- If you are having an operation or dental treatment, tell the person carrying out the treatment that you are taking metoclopramide, as it can interfere with some anaesthetics.
- If you drink alcohol, ask your doctor for advice. Your doctor may recommend you do not drink alcohol while you are on metoclopramide, as the side-effects of both the medicine and alcohol can be increased.
Can metoclopramide cause problems?
Along with their useful effects, all medicines can cause unwanted side-effects although not everyone experiences them. The table below lists some of the most common ones associated with metoclopramide. You will find a full list in the manufacturer's information leaflet supplied with your medicine.

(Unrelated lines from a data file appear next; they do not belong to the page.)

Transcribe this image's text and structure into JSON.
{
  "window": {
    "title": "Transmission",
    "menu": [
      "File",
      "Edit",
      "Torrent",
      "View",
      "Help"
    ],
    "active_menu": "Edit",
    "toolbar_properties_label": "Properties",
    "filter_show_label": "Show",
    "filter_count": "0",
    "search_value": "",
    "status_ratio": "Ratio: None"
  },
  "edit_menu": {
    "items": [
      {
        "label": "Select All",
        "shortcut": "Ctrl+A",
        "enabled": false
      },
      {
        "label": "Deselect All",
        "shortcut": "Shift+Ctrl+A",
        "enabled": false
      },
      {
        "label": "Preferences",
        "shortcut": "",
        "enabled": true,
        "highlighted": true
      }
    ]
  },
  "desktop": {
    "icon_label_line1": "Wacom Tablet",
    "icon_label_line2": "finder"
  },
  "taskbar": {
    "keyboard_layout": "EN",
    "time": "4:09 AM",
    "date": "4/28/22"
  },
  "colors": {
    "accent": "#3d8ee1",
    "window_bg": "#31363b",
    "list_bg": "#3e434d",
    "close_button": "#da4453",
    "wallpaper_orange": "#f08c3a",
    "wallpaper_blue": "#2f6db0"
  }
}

The unwanted effects often improve over the first few days of taking a new medicine, but speak with your doctor or pharmacist if any of the following side-effects continue or become troublesome.
|Metoclopramide side-effects||What can I do if I experience this?|
|Feeling dizzy or sleepy||If this happens, do not drive and do not use tools or machines|
|Diarrhoea (with high doses)||Drink plenty of water to replace lost fluid|
|Dry mouth, rash, breast tenderness, fast heartbeat, irregular periods||If any of these become troublesome, speak with your doctor|
|Distressing muscle or movement disorders affecting the body, face, or eyes||Let your doctor know about this straightaway|
If you experience any other symptoms which you think may be due to this medicine, speak with your doctor or pharmacist.
How to store metoclopramide
- Keep all medicines out of the reach and sight of children.
- Store in a cool, dry place, away from direct heat and light.
Important information about all medicines
Never take more than the prescribed dose. If you suspect that you or someone else might have taken an overdose of this medicine, go to the accident and emergency department of your local hospital. Take the container with you, even if it is empty.
This medicine is for you. Never give it to other people even if their condition appears to be the same as yours.
Do not keep out-of-date or unwanted medicines. Take them to your local pharmacy which will dispose of them for you.
If you have any questions about this medicine ask your pharmacist.
Further reading and references
; Actavis UK Ltd, The electronic Medicines Compendium. Dated March 2016.
; Rosemont Pharmaceuticals Limited, The electronic Medicines Compendium. Dated June 2016.
British National Formulary; 72nd Edition (Sep 2016) British Medical Association and Royal Pharmaceutical Society of Great Britain, London